=== Exercise ===
How many lines below include the word "Client"? State that number and nothing else.

*** Supplied material Section Begins ***

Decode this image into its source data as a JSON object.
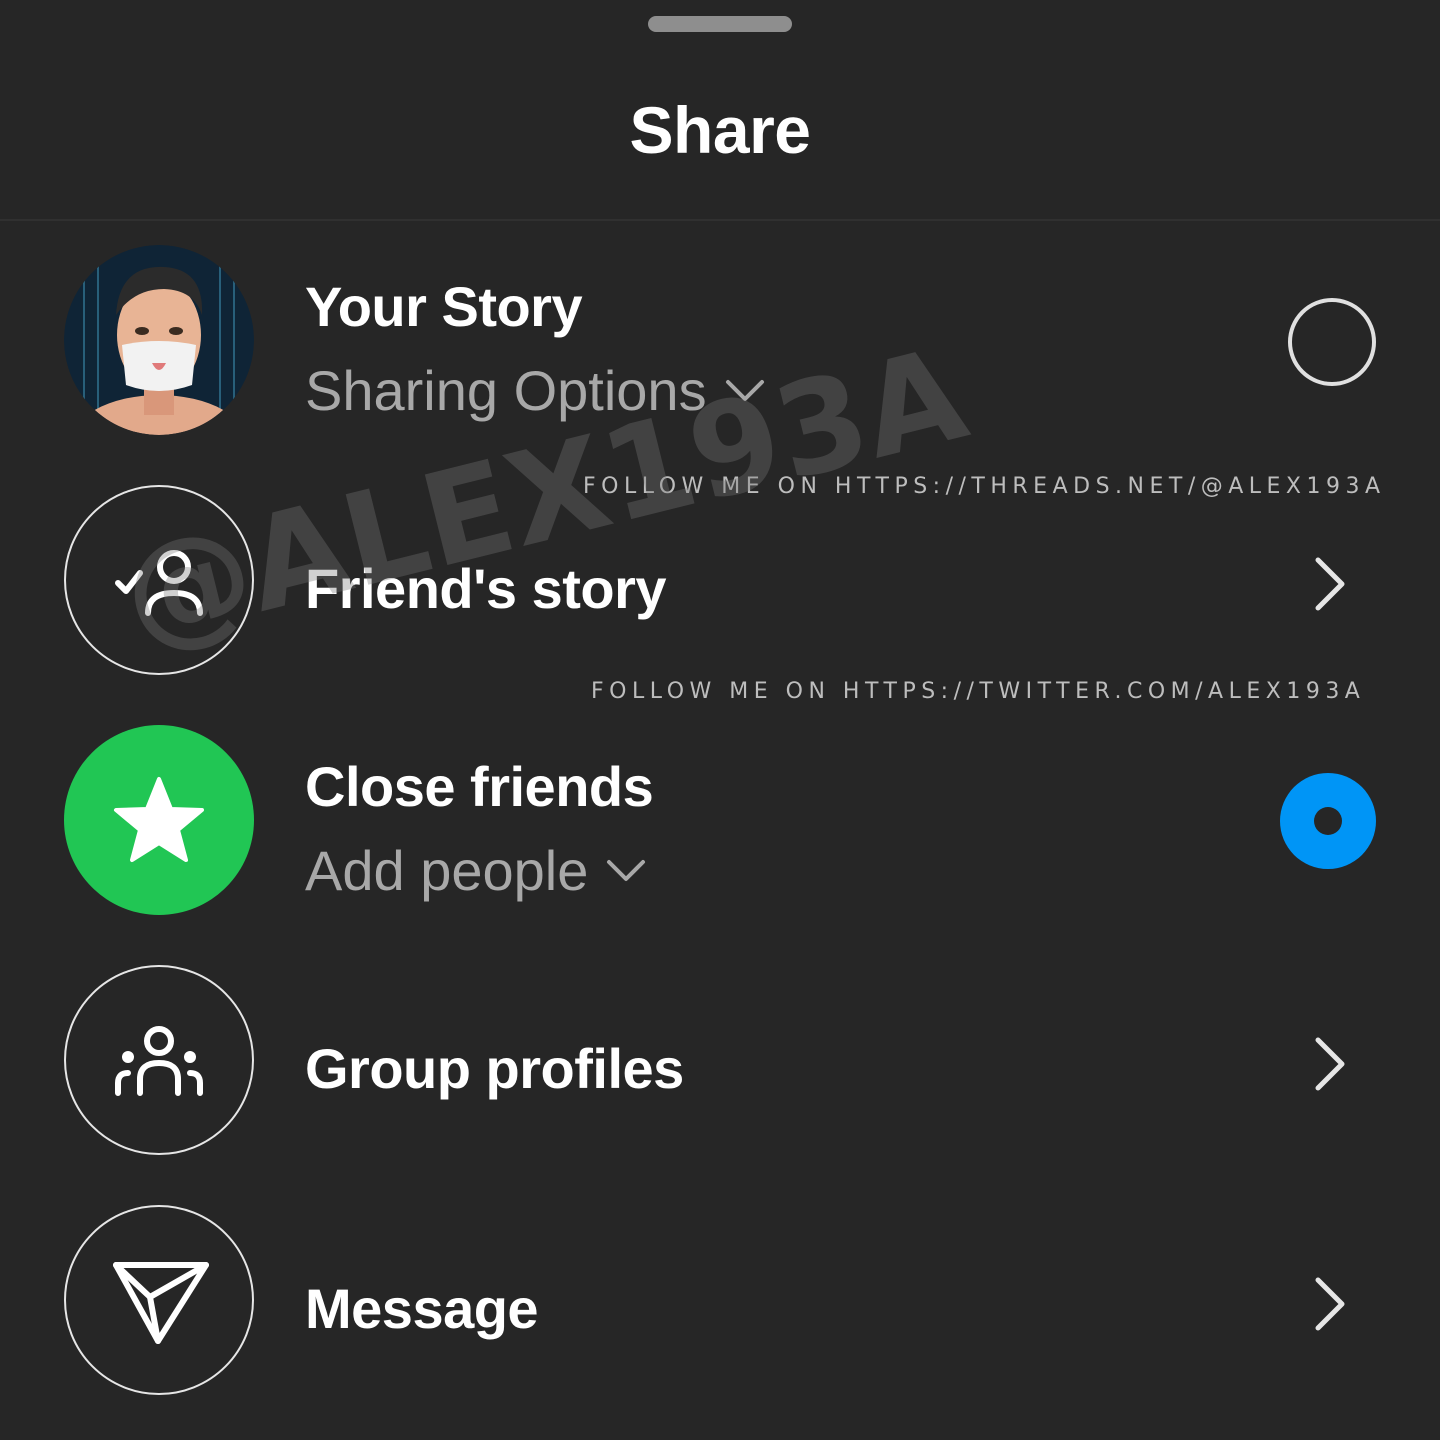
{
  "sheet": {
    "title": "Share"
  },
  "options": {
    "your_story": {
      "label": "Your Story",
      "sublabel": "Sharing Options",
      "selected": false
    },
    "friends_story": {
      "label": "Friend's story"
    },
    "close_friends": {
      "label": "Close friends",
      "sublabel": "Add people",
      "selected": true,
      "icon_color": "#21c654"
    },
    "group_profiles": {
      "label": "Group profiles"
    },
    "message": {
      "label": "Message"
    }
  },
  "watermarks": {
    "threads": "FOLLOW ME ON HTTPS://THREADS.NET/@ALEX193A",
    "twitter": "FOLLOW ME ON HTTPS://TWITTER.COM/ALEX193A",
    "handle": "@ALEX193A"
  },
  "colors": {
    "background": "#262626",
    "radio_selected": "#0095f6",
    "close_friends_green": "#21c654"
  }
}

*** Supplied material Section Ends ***
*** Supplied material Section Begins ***

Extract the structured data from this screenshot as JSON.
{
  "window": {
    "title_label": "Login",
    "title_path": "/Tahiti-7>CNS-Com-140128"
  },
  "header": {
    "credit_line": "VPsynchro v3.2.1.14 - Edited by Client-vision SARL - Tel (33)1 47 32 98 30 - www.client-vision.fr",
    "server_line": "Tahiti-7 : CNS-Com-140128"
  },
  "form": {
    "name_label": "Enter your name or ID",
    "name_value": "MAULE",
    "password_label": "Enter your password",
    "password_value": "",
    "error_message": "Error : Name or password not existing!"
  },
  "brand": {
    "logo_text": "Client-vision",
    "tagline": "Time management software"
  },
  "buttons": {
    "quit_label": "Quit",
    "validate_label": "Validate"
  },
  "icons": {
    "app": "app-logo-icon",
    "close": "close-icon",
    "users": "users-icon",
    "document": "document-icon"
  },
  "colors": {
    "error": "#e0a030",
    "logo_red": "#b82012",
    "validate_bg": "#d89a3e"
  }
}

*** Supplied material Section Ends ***
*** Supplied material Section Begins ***

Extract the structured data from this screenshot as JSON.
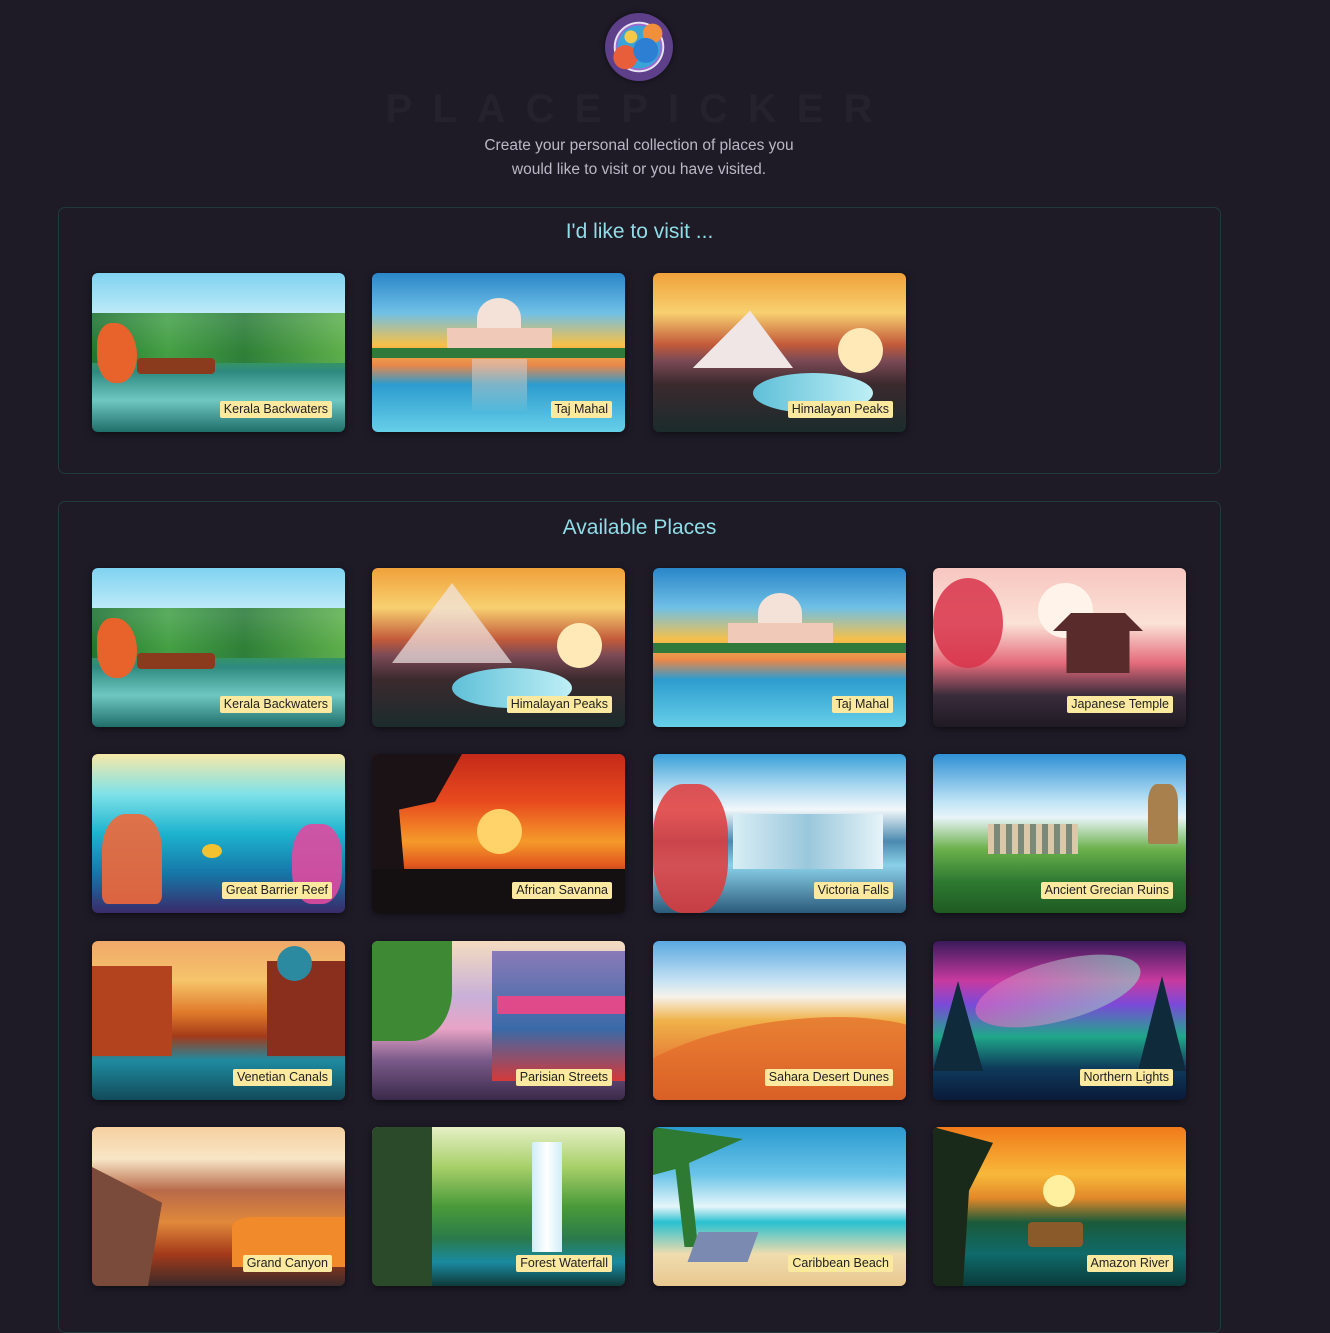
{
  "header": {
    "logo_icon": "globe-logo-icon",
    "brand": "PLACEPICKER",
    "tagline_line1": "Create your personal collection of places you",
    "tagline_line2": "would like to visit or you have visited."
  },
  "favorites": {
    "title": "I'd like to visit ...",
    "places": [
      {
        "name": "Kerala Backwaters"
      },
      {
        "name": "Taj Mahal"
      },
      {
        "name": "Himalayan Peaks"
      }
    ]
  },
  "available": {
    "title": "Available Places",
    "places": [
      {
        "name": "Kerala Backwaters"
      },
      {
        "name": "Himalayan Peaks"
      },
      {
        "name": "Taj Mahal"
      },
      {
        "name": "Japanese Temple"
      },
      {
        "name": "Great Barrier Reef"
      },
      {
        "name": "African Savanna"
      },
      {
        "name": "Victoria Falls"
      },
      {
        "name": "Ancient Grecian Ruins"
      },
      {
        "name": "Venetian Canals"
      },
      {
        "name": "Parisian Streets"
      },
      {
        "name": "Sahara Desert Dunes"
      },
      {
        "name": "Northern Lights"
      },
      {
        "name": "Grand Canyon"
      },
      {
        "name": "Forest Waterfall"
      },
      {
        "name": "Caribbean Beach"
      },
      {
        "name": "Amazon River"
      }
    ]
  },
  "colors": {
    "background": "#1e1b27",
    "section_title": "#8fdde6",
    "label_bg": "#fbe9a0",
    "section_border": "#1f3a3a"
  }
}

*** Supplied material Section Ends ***

=== Exercise answer ===
2